- Considering the size of China’s prospering, rice-eating class, the U.S. rice industry stands to gain a massive market.
So, APHIS was writing letters to the Chinese. Did you run into any resistance from them or was it more bureaucracy to run through?
“It was a lot of bureaucracy. They had to go through the motions and decide they’d do a pest-risk assessment. We’d already sent information over there through APHIS – Dr. Mo Way from Texas A&M wrote up the information for the assessment in the South. Others from UC-Davis wrote up the information for California.
“So, the Chinese had that information and it was a question of how long it would take them to move on it.
“But when I was last in Beijing, on June 14, the APHIS folks told me they’d finished the risk assessment. I said ‘Well, we’ve got a proposal ready to bring a Chinese delegation to the States. We want to show them how safe everything is, show them farms and mills.’
“I was told ‘they’re ready because they’ve said it’s time for a site visit.’
“APHIS sent a letter to the Chinese with the invitation. The next week, they accepted. I’ve since worked on the agenda with the APHIS national trade director and proposed some dates. They’re headed here in September.”
On the delegation’s make up…
“We’ll have an interpreter, an APHIS employee out of Beijing. She’s not only a scientist but she’ll be able to talk in specifics and on technical issues. You need the right kind of interpreter for this – technical terms can be tricky.
“There will be three Chinese government officials from AEQSIQ (The General Administration of Quality Supervision, Inspection and Quarantine), kind of like their version of APHIS. Two importers will also be on the trip -- they’ll meet up with us in Sacramento. With the interpreter, that’ll be six folks.
“So, it just fell into place. It seems to be on the fast track, now.”
On how the Chinese put together their delegation…
“The importers are people we asked to participate. The people with the JUSCO let us do the store surveys. They’re very interested to see the U.S. rice industry – everything from the farms to the mills and lawmakers.
“It’ll be good to have the importers along with the Chinese government representatives. Obviously, they want to import our rice and we want to provide it. The Chinese reps should see enthusiasm for this from both sides.

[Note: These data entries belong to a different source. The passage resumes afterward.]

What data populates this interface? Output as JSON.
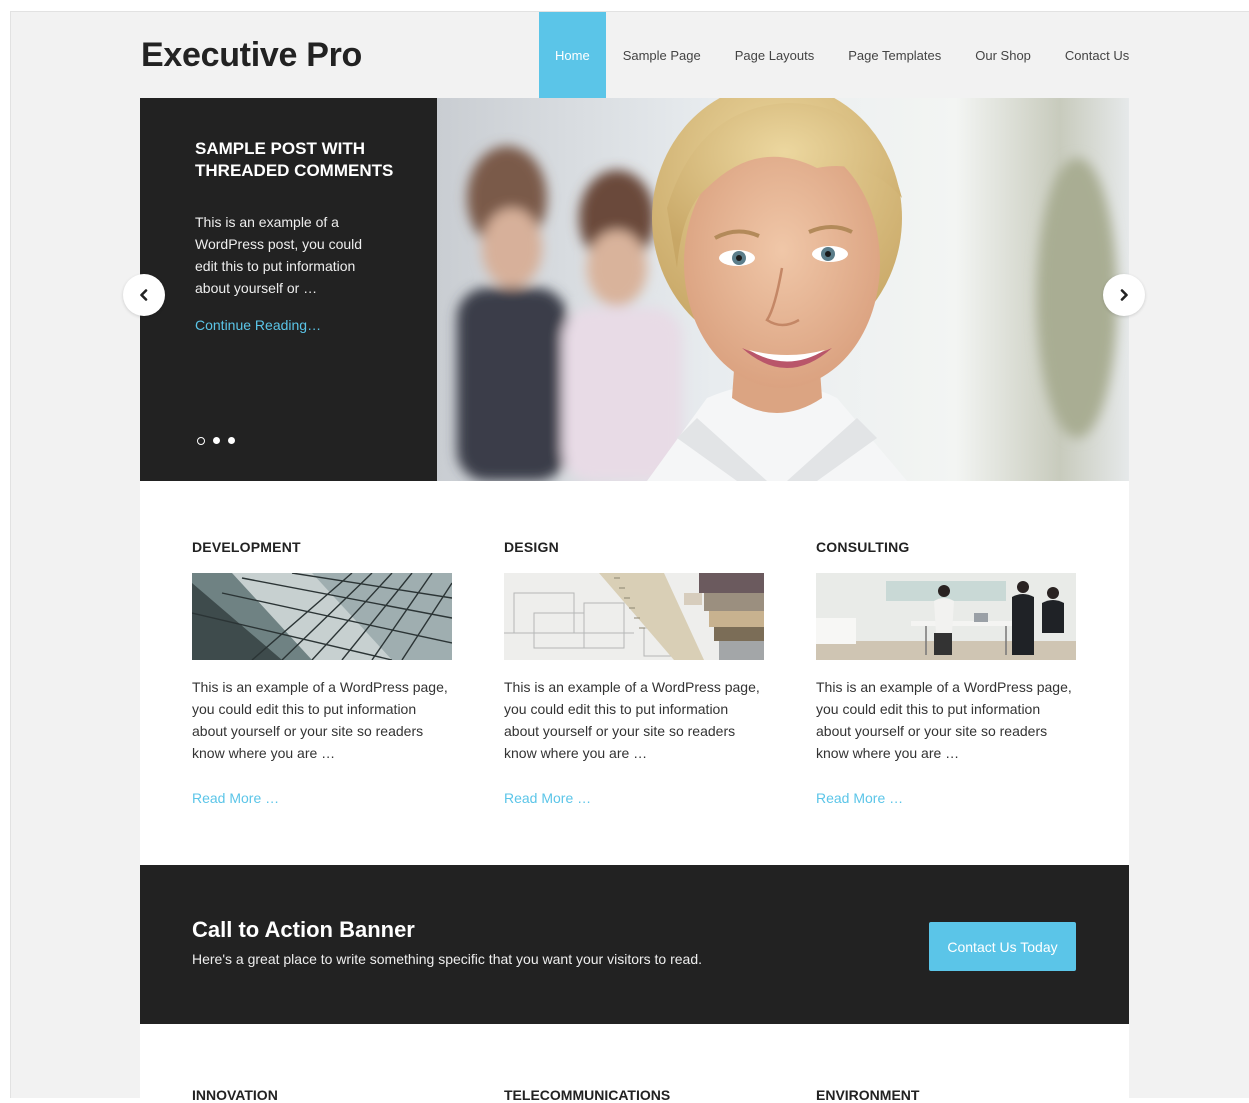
{
  "header": {
    "site_title": "Executive Pro",
    "nav": [
      "Home",
      "Sample Page",
      "Page Layouts",
      "Page Templates",
      "Our Shop",
      "Contact Us"
    ],
    "active_nav": "Home"
  },
  "slider": {
    "title": "SAMPLE POST WITH THREADED COMMENTS",
    "excerpt": "This is an example of a WordPress post, you could edit this to put information about yourself or …",
    "more_link": "Continue Reading…",
    "slide_count": 3,
    "active_slide": 1
  },
  "features": [
    {
      "title": "DEVELOPMENT",
      "text": "This is an example of a WordPress page, you could edit this to put information about yourself or your site so readers know where you are …",
      "more": "Read More …"
    },
    {
      "title": "DESIGN",
      "text": "This is an example of a WordPress page, you could edit this to put information about yourself or your site so readers know where you are …",
      "more": "Read More …"
    },
    {
      "title": "CONSULTING",
      "text": "This is an example of a WordPress page, you could edit this to put information about yourself or your site so readers know where you are …",
      "more": "Read More …"
    }
  ],
  "cta": {
    "title": "Call to Action Banner",
    "text": "Here's a great place to write something specific that you want your visitors to read.",
    "button": "Contact Us Today"
  },
  "bottom_sections": [
    "INNOVATION",
    "TELECOMMUNICATIONS",
    "ENVIRONMENT"
  ],
  "colors": {
    "accent": "#5bc5e8",
    "dark": "#222222",
    "page_bg": "#f2f2f2"
  }
}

“We’ll show them everything, let them kick the tires, and answer all their questions. Hopefully, we’ll get a good response. I think we will.”